HHW is hazardous material that has already been used or can no longer be used. If not disposed of properly, it can pose a threat to human health and the environment.
It’s Hazardous and It’s in Your House
You’ll be amazed to discover how many hazardous chemicals you store in your home! Household maintenance products like paint, thinners and glues make up more than a third of the HHW in our daily garbage. Anything from household cleaners and batteries to personal care products like nail polish, polish remover and hair spray make up the other two thirds.
Vehicle care requires grease and oil, which are hazardous products and gardener use pesticides and fertilizers. Keeping our pets pest-free requires hazardous chemicals and that lighter fluid you used to start your grill is hazardous, too. Pool chemicals and pharmaceuticals take us from the backyard to the medicine chest and there are lots of others in between. Learning about household hazardous wastes, reducing the amount used, and using non-hazardous alternates are steps we can all take to reduce the waste we put in our local landfills.
Reduce, Reuse, and Recycle!
Most folks think the three Rs apply to solid waste, but they can be just as effective with HHW. HHW can be reused and recycled if it is brought to a HHW waste collection center. Many counties in NC have HHW collection centers. Check the list to find one near you. HHW collection sites consolidate wastes for reuse, such as donating paint to Habitat for Humanity or by using hazardous wastes as a fuel. Many HHW collection centers also accept used oil and so do many auto parts retailers.
Reducing the amount of waste you generate in the first place is the best option of all. Read cleaner and chemical labels carefully before you buy to make sure that the product is appropriate for the job you have in mind and only buy an amount that you think you may use completely so as not to have any left over. You can also use less hazardous alternatives. Baking soda and water make a great mild abrasive cleanser. Windows can be cleaned with a vinegar and water mix and then wiped dry with old newspapers.
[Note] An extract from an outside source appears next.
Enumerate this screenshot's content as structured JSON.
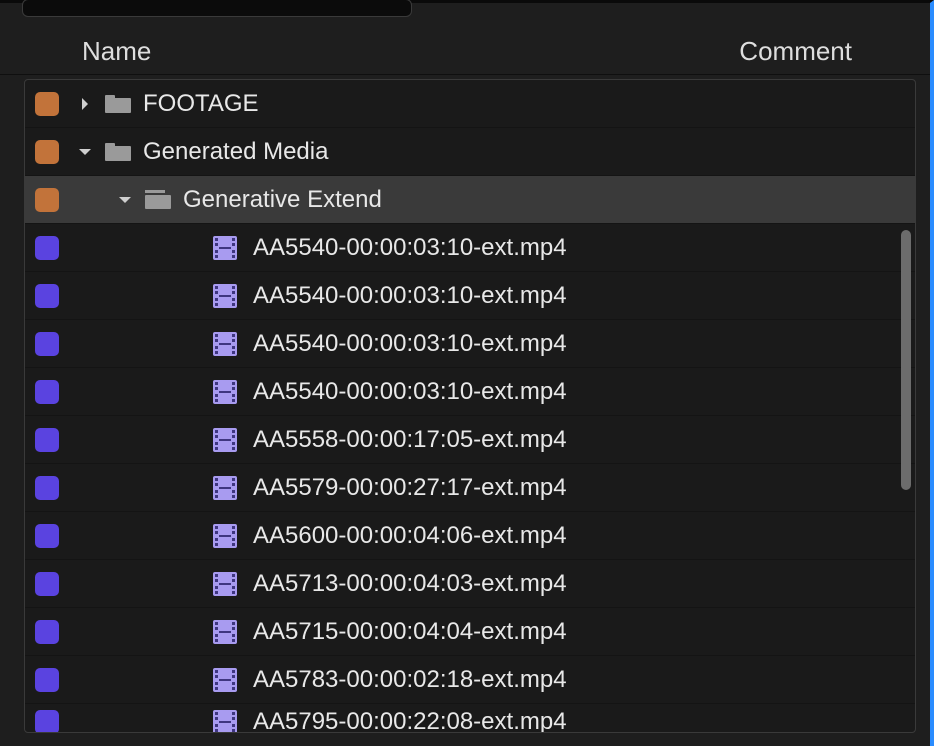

In fact, most cleaning jobs can be done using liquid soap and borax (found in the detergent aisle). For more ideas on how to reduce the amount of HHW you create, check the chart below.
Common Household Hazardous Waste With Disposal Information and Alternatives